A Name can be purchased with a fixed fee for a fixed period of time (currently 820 CLO per name for 365 days; this is subject to change prior to launch). Each Name is identified by an ASCII string (lowercase only) — “dexaran” “Dexaran” “DeXaRaN” are the same Name from DexNS’s point of view and it will only allow it to be registered once.
First come, first served acquisition principle — clear and simple. You want a Name — you pay for it and get it instantly. No auctions, no delays.
The owner of a name can renew it for another 365 days at any time — other users cannot buy names that are currently owned. However, if the owner of the Name is unable to renew their payment within 365 days, the Name will again become available for public purchase and the NFT will be forcefully reissued to the new owner if he pays it.
Why don’t we fork the ENS and need our own Naming service? The reasons remain the same as in 2017:
- ENS is mostly suitable for organizations, not ordinary users.
- ENS names are acquired via auctions which introduce delays. DexNS names are acquired instantly.
- The format of the metadata is important here — setting up ENS Resolver is not an easy task for a person without basic programming experience. Setting up DexNS metadata is just one contract call, which can be described as a set of simple instructions that anyone can follow if they can read.
- With the introduction of the CallistoNFT standard and implementation of NFT-Names, we eliminate the necessity of Name marketplaces. CallistoNFT introduces a “built-in trades” feature — anyone can track your Names, anyone can offer you money for it without any 3d parties involved.
Operating with human-readable Names is a step towards improving user experience as compared to hex-addresses.
For comparison, you can take a look at the EOS account system. Here is one EOS account dexaraniiznx. EOS account is a 12-symbol string connected to a set of keys with different action permissions. These account names can be easily remembered and operated with by ordinary people. Also, this solves the problem of sending to a non-existing account — if you try to send to the name that is not registered then the transaction will not happen.
Anyone can register a new EOS account at any time by paying a “resource fee” (roughly $7 at the moment of writing). Oddly enough this works similar to how DexNS was intended to operate. In EOS this is a built-in feature at the protocol level. In Ethereum we have to construct such a system ourselves and we utilize smart contracts for this purpose.
Naming Services solve the following problems:
- User Experience

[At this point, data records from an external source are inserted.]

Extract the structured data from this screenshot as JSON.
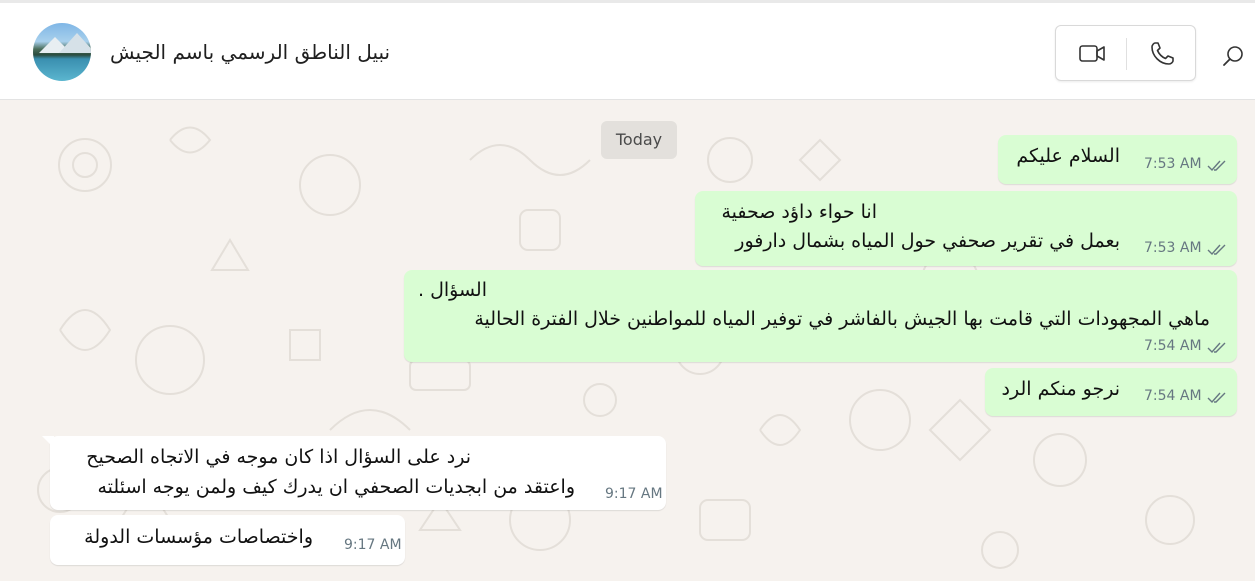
{
  "header": {
    "contact_name": "نبيل الناطق الرسمي باسم الجيش",
    "icons": {
      "video": "video-call-icon",
      "voice": "voice-call-icon",
      "search": "search-icon"
    }
  },
  "chat": {
    "date_divider": "Today",
    "messages": [
      {
        "direction": "outgoing",
        "lines": [
          "السلام عليكم"
        ],
        "time": "7:53 AM",
        "status": "read-ticks"
      },
      {
        "direction": "outgoing",
        "lines": [
          "انا حواء داؤد صحفية",
          "بعمل في تقرير صحفي حول المياه بشمال دارفور"
        ],
        "time": "7:53 AM",
        "status": "read-ticks"
      },
      {
        "direction": "outgoing",
        "lines": [
          "السؤال .",
          "ماهي المجهودات التي قامت بها الجيش  بالفاشر في توفير المياه للمواطنين خلال الفترة الحالية"
        ],
        "time": "7:54 AM",
        "status": "read-ticks"
      },
      {
        "direction": "outgoing",
        "lines": [
          "نرجو منكم الرد"
        ],
        "time": "7:54 AM",
        "status": "read-ticks"
      },
      {
        "direction": "incoming",
        "lines": [
          "نرد على السؤال اذا كان موجه في الاتجاه الصحيح",
          "واعتقد من ابجديات الصحفي ان يدرك كيف ولمن يوجه اسئلته"
        ],
        "time": "9:17 AM"
      },
      {
        "direction": "incoming",
        "lines": [
          "واختصاصات مؤسسات الدولة"
        ],
        "time": "9:17 AM"
      }
    ]
  },
  "colors": {
    "outgoing_bubble": "#d9fdd3",
    "incoming_bubble": "#ffffff",
    "chat_background": "#f6f2ee",
    "read_tick": "#667781"
  }
}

- Sending to non-existent (not owned by anyone) addresses
- Identity verification
- Connecting on-chain activity to external media resources
- Attaching metadata to important addresses on-chain
Last modified 3mo ago